---- TASK DATA
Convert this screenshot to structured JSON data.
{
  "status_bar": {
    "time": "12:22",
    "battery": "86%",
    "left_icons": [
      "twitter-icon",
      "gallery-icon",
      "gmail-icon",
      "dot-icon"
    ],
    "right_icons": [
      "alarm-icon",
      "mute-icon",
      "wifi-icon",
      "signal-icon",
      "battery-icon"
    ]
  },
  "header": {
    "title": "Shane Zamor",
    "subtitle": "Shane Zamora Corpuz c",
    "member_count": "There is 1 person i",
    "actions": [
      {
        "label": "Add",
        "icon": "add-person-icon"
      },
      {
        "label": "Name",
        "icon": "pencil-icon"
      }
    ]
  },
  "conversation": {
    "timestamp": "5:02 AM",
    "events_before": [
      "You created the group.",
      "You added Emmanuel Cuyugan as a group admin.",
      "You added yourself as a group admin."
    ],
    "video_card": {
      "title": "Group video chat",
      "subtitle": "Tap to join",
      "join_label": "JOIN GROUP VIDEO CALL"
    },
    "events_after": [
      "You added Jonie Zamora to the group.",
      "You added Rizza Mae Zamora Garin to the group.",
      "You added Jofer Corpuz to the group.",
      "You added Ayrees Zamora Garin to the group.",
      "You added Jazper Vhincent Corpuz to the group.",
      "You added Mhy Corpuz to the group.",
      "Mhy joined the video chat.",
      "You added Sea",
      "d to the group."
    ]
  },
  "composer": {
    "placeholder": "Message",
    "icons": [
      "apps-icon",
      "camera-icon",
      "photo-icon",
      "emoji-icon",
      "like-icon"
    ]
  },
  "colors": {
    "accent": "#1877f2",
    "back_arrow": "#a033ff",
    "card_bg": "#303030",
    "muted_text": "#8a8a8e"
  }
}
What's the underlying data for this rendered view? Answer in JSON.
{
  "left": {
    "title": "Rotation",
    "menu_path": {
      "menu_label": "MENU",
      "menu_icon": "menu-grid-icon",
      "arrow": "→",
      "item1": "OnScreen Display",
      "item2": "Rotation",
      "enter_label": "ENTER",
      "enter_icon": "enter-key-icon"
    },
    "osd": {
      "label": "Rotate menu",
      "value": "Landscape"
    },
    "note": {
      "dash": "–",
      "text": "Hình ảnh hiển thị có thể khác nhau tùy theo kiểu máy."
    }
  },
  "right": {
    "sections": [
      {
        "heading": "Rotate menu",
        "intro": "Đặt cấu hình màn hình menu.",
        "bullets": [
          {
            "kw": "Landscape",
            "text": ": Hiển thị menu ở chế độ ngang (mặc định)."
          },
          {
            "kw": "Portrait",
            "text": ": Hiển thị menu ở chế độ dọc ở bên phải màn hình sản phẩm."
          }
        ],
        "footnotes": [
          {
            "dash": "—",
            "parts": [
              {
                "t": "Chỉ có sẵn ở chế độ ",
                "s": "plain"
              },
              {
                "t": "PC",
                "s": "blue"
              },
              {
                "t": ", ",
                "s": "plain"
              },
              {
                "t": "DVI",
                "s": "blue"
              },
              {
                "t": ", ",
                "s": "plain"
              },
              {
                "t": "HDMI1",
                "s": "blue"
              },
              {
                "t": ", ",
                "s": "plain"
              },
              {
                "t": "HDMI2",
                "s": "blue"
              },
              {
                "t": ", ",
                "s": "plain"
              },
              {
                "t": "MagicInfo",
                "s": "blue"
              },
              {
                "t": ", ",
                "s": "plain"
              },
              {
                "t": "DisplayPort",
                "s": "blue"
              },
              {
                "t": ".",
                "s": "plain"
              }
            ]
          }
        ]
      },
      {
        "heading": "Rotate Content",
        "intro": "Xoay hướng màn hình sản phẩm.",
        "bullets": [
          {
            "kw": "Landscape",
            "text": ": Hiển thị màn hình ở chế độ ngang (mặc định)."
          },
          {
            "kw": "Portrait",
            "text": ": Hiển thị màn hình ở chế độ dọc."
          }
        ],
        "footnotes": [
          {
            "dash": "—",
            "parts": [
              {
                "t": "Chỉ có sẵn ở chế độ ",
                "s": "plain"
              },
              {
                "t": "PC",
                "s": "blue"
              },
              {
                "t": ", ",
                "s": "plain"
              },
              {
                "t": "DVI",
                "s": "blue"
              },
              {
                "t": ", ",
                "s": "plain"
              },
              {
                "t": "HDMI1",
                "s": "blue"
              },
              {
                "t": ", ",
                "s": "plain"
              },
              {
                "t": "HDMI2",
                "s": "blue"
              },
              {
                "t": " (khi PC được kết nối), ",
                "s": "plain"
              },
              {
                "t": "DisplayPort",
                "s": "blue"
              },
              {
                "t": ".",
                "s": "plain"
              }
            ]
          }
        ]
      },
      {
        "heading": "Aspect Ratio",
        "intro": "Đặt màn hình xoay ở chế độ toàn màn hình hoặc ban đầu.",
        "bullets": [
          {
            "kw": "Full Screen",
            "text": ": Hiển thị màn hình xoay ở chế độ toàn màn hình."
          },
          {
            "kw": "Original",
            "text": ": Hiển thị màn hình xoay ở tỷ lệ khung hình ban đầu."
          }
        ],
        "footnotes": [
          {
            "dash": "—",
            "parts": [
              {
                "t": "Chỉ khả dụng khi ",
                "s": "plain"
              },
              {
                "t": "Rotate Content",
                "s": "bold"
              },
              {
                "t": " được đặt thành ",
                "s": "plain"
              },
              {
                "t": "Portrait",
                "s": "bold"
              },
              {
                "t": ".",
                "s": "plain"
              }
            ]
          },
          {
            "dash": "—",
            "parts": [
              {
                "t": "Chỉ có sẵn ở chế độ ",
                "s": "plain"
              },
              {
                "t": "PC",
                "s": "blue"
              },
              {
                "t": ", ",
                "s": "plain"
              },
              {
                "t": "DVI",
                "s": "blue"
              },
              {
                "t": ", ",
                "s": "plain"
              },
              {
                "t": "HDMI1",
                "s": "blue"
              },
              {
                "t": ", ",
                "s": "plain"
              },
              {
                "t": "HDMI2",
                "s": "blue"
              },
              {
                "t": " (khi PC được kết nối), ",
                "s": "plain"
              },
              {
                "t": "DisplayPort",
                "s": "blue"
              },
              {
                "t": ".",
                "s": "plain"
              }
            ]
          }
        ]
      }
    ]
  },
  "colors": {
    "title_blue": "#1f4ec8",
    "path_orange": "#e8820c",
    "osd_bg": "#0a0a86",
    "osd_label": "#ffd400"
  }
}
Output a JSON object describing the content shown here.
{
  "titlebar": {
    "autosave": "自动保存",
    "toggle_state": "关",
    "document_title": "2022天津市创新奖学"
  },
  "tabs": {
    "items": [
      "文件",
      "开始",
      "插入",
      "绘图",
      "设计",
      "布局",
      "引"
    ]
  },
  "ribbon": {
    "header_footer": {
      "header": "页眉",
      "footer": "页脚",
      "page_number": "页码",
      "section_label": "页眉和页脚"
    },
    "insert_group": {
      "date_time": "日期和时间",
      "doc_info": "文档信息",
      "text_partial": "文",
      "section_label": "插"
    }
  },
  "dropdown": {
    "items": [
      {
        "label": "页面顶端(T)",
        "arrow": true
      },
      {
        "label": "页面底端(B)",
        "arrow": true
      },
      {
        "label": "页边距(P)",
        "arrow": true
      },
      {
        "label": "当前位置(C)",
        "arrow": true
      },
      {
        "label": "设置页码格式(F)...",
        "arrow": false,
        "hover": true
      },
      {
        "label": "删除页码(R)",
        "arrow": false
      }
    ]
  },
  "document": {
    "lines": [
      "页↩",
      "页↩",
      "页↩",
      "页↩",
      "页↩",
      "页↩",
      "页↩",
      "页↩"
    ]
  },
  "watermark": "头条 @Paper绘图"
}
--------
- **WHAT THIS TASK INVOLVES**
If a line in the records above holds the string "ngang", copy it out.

- **TASK SOLUTION**
            "text": ": Hiển thị menu ở chế độ ngang (mặc định)."
            "text": ": Hiển thị màn hình ở chế độ ngang (mặc định)."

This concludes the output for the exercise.